What the exercise asks: Emit the data below verbatim, stripping out any pictures.

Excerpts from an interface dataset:

******

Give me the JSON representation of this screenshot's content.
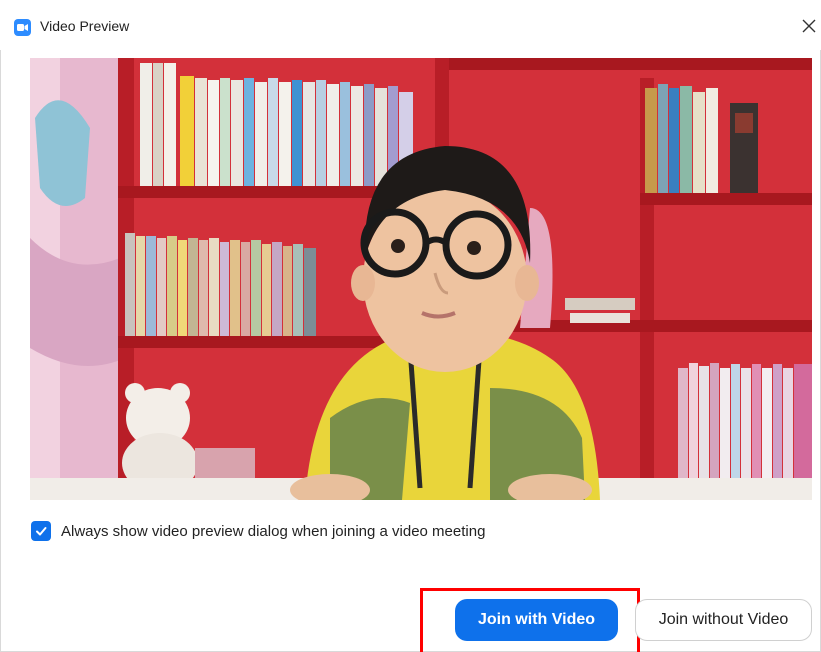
{
  "window": {
    "title": "Video Preview"
  },
  "preview": {
    "description_icon": "camera-preview-image"
  },
  "options": {
    "always_show_label": "Always show video preview dialog when joining a video meeting",
    "always_show_checked": true
  },
  "buttons": {
    "join_with_video": "Join with Video",
    "join_without_video": "Join without Video"
  },
  "colors": {
    "accent": "#0e71eb",
    "highlight": "#ff0000"
  }
}
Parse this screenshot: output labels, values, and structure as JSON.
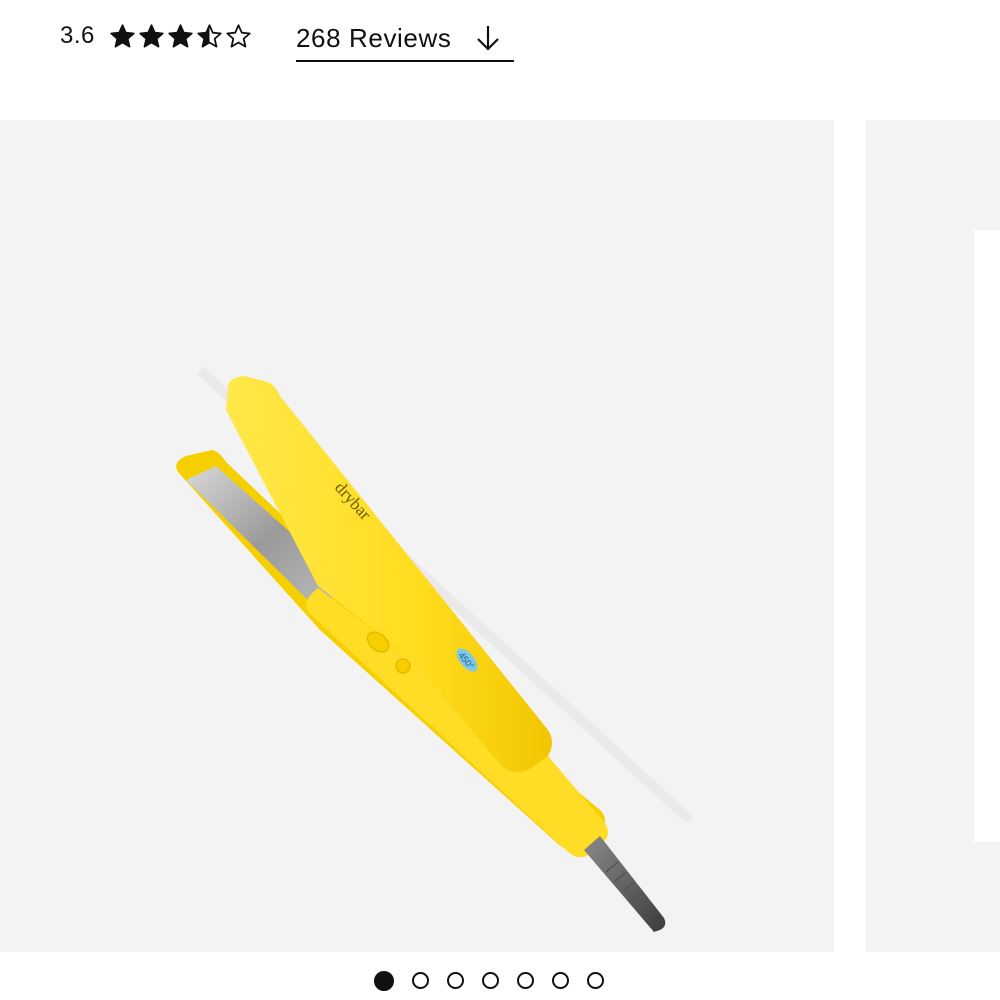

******

Result for this exercise:
Give me the JSON representation of this screenshot's content.
{
  "window": {
    "title": "Video Preview"
  },
  "preview": {
    "description_icon": "camera-preview-image"
  },
  "options": {
    "always_show_label": "Always show video preview dialog when joining a video meeting",
    "always_show_checked": true
  },
  "buttons": {
    "join_with_video": "Join with Video",
    "join_without_video": "Join without Video"
  },
  "colors": {
    "accent": "#0e71eb",
    "highlight": "#ff0000"
  }
}
Parse this screenshot: output labels, values, and structure as JSON.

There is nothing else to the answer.